Mentioned buccal suckers seem to assist in the parasite's translocation while searching for an optimal niche and we speculate about their temporary attachment function during feeding as well. They appear to be located in a buccal capsule and probably evert when needed (e.g. while feeding), resembling the fingers of gloves. Supporting attachment structures can be found at the surface of tegument, such as tegumental folds and prominent lobular extensions in the middle part of hindbody (fig. 2). The lobular extensions along with the tegumental folds facilitate the parasite's firm fixation to the host gills by locking to the gill lamellae.
In addition to mentioned adaptations, the parasite exhibits a complex digestive tract well equipped for hematophagous feeding, consisting of subterminal mouth opening (fig. 4C), eversible pharynx (fig. 4A and 5C) with adjacent glandular structures, and a blind-ending gut with cecal lining. The prominent musculature forming the pharynx supports the idea about its sucker function during feeding on host blood. Glandulo-muscular organs (fig. 4B), located apically and opened into the mouth corner, are considered to be a part of the digestive tract but their real function still remains enigmatic. Interestingly, the CLSM with phalloidin labeling has been the first method that has drawn attention to these previously unnoticed structures.
In conclusion, the combination of several microscopic techniques has been proved as a powerful tool to exactly map the parasite‘s body architecture, because it allows visualization of structures noticeable only when using specific method, and thus offers a complex insight into the body organ morphology and arrangement.
 Hodová I. et al.: Central European Journal of Biology 5, 702-709 (2010)
 Valigurová A. et al.: Parasitology Research 108, 383-394 (2011)
 Zurawski T.H. et al.: International Journal for Parasitology 31, 783-792 (2001)
 Zurawski T.H. et al.: Journal of Parasitology 89, 198-200 (2003)

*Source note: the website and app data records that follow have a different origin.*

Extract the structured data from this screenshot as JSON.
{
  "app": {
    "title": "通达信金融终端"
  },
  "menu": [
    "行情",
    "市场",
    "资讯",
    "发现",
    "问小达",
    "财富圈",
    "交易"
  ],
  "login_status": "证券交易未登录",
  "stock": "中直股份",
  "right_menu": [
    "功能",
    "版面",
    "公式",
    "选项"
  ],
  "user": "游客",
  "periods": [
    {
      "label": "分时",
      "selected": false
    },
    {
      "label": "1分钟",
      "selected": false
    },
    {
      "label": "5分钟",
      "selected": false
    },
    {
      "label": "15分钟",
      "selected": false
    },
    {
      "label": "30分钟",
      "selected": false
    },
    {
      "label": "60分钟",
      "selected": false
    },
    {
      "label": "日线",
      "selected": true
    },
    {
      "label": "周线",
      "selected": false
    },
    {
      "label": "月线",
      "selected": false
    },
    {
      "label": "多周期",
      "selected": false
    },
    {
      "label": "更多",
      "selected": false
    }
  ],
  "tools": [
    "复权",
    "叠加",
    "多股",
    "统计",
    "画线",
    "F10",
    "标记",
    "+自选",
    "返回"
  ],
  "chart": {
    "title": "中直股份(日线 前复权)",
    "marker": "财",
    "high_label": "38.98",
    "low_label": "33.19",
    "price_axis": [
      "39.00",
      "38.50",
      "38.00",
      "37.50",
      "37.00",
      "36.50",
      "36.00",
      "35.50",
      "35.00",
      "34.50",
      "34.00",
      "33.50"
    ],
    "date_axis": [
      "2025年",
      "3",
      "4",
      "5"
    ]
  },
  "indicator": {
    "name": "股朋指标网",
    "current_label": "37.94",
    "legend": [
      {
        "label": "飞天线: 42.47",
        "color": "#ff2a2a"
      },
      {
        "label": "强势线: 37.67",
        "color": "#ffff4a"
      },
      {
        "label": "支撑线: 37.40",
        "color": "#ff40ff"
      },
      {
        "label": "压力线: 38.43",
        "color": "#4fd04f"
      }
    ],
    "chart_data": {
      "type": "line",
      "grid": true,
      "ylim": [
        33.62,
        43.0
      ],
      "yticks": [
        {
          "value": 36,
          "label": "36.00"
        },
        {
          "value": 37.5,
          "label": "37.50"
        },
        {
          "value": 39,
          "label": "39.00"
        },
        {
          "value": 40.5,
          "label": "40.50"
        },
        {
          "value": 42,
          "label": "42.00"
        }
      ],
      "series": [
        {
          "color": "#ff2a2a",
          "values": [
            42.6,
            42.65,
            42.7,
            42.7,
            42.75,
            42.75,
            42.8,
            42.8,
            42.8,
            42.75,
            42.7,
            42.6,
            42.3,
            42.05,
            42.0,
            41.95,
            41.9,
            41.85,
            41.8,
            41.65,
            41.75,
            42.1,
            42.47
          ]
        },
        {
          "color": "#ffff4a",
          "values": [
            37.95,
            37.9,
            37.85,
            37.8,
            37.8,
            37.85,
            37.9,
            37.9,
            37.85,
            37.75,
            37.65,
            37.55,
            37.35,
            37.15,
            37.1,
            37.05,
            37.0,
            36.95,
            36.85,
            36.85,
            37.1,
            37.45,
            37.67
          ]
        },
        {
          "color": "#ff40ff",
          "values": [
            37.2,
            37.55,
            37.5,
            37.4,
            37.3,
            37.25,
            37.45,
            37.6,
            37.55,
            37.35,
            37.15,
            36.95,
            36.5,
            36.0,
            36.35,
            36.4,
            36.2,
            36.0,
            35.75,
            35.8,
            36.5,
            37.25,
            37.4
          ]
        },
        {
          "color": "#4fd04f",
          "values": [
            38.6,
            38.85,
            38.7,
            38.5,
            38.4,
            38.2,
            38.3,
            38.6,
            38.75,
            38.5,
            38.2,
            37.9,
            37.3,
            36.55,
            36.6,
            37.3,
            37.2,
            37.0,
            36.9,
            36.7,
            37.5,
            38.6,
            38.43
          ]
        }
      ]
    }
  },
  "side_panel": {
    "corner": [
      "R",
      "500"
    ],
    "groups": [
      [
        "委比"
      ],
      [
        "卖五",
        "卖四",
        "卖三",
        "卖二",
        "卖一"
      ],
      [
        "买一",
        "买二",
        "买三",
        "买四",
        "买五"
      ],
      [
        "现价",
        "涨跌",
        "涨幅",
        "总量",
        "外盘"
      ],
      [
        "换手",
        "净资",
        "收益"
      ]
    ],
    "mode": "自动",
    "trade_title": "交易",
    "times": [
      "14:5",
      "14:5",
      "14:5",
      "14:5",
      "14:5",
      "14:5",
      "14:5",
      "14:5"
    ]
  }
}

Mgr. Iveta Hodová, Ph.D.
Mgr. Radim Sonnek
RNDr. Andrea Valigurová, Ph.D.
Department of Botany and Zoology
Faculty of Sciences
Masaryk University, Brno